This was the difference between the first gentleman and the second gentleman in my opening story. The first one was less egoistic and was open to learning from juniors who are better skilled in new media and digital. The second gentleman thought, simply because he has years of experience in corporate management, the skill of new media and digital strategy also was inherently within him.
I have worked with dozens of senior corporate managers and business owners in Sri Lanka over the last decade and a half. I have realised that some senior business people in Sri Lanka are too self-centred to move farther from the “mount stupid” on the Dunning-Kruger curve. It’s tough to challenge their self-belief that they already know everything about social media and digital marketing. As a result, many organisations and their middle to lower-level managers suffer. The top executives are shooting down more realistic and practical strategies proposed by lower-ranking digital strategists because they are not ready to accept this paradigm shift.
Among them, these few enlightened senior executives (like the 1st gentleman in my opening story) are open-minded to learn from the junior people and broaden their horizons in digital, which enables their organisations to thrive in the digital world.
Knowing how much this is important for today’s business organisations, the Dunning-Kruger theory is the first lesson I teach my students at APIDM who follow the Professional Diploma in Digital Marketing.
We have students who come to us while sitting in the bottom of the “valley of despair”. We help them slowly get into the “slope of enlightenment” and continue to support them in reaching the plateau of sustainability in their digital marketing careers.
About the Author
Amitha is currently the Co-Founder and Chief Executive Officer of the Asia Pacific Institute of Digital Marketing. He started his Digital Marketing career in 2004, as an eCommerce executive in an Online Travel Agency (OTA) company and later held the position of Chief Operating Officer of Neo@Ogilvy Sri Lanka for ten years.

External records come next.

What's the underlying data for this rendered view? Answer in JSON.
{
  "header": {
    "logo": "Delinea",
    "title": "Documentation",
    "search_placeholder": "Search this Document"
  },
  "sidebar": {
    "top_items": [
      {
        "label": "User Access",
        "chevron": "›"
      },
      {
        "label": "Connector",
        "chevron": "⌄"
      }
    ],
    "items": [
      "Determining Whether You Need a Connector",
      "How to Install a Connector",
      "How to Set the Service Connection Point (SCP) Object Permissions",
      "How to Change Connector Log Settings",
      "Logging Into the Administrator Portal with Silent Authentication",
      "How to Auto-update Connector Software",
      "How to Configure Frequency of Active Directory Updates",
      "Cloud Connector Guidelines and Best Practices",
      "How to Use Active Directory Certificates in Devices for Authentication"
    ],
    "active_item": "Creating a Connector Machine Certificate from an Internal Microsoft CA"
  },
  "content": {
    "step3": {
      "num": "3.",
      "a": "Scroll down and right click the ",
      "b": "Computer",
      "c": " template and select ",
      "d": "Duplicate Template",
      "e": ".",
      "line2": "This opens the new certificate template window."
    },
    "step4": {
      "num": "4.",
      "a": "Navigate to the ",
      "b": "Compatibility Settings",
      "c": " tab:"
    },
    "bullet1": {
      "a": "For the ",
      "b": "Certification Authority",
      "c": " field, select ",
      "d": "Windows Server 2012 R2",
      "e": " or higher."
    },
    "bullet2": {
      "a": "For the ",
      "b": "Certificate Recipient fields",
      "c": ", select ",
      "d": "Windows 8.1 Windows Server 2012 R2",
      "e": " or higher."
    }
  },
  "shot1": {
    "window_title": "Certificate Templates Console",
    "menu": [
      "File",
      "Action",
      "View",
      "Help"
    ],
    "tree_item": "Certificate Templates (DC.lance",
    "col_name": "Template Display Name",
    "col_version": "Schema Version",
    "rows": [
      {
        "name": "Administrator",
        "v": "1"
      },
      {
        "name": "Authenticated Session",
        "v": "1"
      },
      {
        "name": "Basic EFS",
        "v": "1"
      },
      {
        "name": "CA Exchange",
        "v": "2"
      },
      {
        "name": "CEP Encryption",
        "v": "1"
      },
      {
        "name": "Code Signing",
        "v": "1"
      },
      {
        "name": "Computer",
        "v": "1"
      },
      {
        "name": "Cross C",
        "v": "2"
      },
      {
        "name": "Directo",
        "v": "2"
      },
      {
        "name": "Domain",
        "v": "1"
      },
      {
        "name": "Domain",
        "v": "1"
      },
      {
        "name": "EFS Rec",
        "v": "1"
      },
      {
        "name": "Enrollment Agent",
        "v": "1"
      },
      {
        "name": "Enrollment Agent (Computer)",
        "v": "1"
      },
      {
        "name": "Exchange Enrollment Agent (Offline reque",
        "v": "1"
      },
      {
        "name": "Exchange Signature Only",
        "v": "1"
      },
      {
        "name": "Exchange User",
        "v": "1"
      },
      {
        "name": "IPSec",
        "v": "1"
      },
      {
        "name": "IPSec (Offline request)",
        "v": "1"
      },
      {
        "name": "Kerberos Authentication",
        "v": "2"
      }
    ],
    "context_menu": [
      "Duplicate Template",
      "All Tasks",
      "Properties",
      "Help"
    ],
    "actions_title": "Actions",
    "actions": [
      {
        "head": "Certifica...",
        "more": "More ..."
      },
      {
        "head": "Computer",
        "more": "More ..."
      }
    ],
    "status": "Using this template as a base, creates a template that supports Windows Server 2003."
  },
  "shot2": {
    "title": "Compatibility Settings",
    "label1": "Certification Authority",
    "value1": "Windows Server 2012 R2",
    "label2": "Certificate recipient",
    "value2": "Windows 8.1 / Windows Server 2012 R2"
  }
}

He has over 15 years of experience in formulating digital communications strategies for many local and multinational brands.